→ Exercise
If a line in the data below contains "this", copy it.
****************************************
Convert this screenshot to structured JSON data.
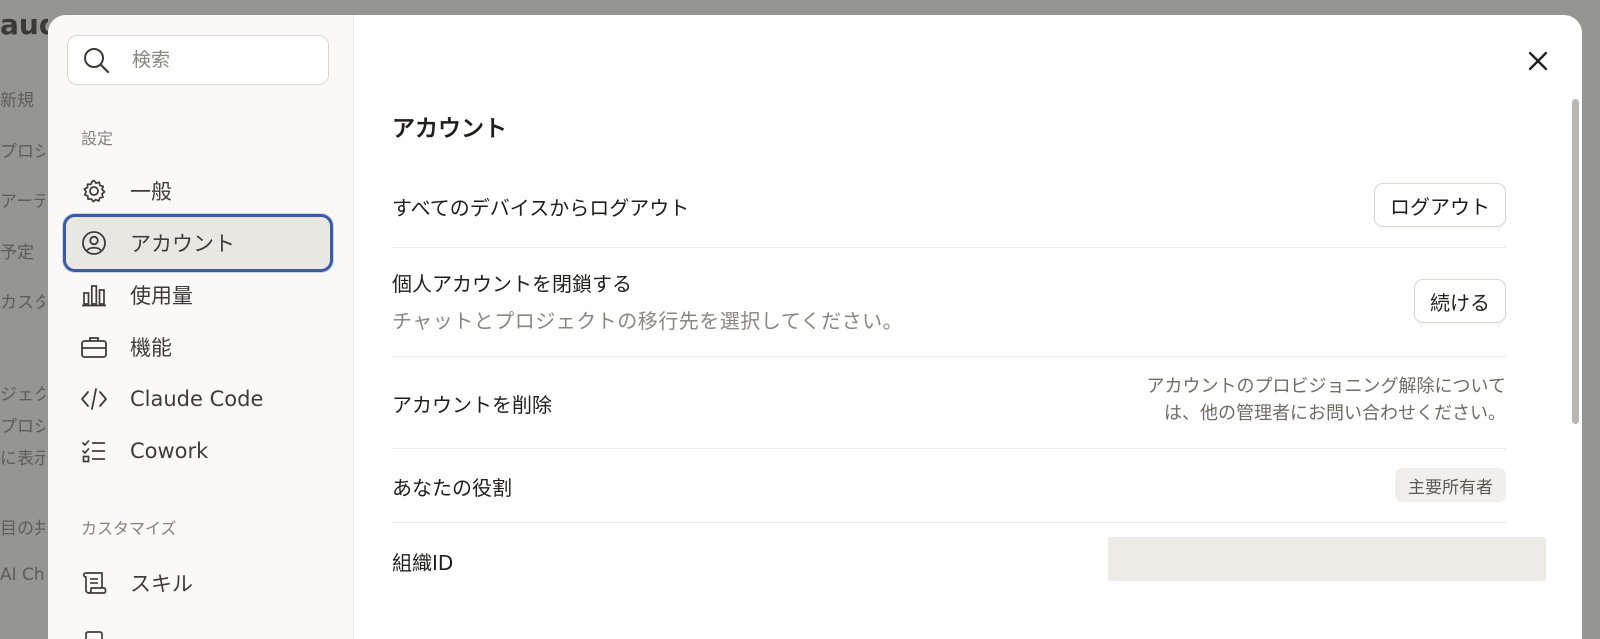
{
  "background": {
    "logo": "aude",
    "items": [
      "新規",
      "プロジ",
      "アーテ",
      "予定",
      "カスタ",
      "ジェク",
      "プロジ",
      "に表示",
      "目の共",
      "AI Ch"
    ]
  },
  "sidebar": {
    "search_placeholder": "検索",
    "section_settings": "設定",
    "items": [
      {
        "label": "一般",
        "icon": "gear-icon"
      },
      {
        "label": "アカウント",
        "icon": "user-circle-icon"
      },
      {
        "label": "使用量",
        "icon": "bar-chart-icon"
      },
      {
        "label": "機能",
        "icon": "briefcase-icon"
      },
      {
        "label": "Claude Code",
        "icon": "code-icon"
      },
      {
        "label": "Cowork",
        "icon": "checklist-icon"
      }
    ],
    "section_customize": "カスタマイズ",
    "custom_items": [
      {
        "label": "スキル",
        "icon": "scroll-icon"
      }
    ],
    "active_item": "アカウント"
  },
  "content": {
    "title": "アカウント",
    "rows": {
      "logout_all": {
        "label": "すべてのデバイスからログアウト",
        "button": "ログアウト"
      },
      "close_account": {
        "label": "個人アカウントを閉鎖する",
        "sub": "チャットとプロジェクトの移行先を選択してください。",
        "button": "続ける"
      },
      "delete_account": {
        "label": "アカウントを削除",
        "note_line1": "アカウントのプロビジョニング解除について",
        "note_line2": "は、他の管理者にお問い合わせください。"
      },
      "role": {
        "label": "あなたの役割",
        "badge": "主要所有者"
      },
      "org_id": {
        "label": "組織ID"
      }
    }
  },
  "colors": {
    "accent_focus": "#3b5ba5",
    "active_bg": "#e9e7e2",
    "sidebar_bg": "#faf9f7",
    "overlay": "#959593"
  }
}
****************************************
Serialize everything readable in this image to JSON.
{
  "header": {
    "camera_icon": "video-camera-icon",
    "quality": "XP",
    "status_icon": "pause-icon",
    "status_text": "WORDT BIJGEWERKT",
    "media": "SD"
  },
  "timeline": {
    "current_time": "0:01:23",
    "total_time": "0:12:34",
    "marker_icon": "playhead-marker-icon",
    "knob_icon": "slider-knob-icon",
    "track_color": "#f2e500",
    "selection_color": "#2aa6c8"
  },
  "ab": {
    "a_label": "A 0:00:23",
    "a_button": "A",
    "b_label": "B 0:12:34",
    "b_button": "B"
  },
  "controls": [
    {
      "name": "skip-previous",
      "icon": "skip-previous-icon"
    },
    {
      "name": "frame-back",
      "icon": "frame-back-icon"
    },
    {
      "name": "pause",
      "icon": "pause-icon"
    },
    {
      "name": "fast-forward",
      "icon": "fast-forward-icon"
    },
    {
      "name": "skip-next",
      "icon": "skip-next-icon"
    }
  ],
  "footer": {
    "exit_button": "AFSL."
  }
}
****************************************
→ Exercise answer
Convert this screenshot to structured JSON data.
Serialize everything readable in this image to JSON.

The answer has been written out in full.